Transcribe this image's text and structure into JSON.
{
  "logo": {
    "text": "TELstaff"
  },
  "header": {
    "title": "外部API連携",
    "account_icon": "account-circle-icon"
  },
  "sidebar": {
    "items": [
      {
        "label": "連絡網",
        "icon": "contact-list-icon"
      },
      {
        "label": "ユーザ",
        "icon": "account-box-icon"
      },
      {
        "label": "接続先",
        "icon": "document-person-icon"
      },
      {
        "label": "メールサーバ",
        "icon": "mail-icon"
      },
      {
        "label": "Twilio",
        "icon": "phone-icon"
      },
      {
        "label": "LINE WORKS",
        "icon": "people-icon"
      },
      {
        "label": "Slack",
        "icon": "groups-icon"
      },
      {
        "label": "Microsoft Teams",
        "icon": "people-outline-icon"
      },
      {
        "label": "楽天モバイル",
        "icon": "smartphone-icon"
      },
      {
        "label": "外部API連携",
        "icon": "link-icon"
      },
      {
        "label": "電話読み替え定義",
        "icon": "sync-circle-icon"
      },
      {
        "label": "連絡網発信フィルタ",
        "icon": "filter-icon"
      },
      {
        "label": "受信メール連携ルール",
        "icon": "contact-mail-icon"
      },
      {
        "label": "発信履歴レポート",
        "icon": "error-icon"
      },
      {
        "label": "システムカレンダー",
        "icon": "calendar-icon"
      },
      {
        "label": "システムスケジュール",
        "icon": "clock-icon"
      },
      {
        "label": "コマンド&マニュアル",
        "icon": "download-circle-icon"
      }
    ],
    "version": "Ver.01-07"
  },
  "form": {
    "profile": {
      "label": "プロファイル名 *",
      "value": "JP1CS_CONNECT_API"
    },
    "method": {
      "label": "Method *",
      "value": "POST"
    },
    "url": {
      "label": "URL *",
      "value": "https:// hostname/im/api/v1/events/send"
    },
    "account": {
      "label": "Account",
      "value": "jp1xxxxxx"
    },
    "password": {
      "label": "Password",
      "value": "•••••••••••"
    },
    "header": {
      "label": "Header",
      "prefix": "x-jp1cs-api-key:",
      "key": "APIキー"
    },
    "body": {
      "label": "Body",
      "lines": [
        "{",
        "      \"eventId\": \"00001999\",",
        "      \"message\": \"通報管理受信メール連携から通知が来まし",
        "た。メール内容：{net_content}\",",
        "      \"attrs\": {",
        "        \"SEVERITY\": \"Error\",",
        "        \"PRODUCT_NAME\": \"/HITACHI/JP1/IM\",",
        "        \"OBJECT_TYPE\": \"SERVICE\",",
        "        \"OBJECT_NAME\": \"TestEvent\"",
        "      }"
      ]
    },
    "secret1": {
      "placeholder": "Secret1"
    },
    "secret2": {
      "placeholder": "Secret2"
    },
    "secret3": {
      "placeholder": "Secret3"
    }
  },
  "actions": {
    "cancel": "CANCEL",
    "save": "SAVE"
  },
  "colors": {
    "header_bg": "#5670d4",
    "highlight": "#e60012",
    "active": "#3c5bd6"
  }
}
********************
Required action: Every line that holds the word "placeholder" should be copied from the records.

Result of the task:
      "placeholder": "Secret1"
      "placeholder": "Secret2"
      "placeholder": "Secret3"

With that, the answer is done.